◆ **Listed records**
+ + + + +

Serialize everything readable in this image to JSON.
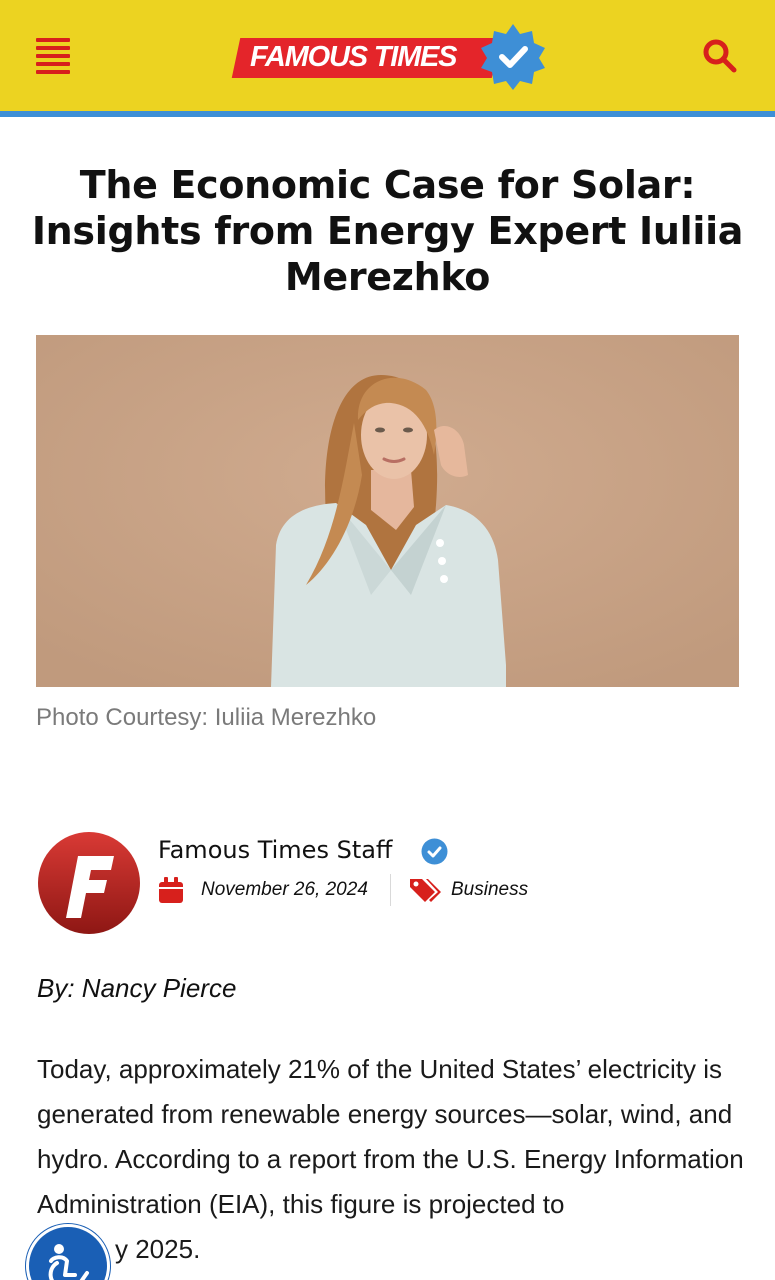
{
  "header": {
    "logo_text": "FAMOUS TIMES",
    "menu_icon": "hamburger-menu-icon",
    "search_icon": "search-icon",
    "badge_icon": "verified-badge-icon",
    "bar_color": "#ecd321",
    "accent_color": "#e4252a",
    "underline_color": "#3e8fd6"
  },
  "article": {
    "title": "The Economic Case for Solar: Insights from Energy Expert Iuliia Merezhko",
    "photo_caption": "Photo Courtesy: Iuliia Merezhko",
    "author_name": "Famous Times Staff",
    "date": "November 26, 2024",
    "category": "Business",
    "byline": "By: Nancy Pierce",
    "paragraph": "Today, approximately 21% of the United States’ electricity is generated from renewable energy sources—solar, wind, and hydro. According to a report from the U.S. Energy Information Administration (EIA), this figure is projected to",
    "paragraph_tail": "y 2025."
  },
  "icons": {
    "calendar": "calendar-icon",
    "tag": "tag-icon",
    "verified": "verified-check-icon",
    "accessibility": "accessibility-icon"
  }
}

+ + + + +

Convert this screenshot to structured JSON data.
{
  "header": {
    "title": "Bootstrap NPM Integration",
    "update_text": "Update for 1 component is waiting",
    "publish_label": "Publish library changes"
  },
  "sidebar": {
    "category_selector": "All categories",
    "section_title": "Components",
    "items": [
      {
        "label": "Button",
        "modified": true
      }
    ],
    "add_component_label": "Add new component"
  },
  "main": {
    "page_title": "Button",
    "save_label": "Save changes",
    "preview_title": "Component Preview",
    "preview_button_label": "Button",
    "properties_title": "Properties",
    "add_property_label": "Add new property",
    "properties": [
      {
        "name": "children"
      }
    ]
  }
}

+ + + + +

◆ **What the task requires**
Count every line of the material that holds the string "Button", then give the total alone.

◆ **Your solution**
3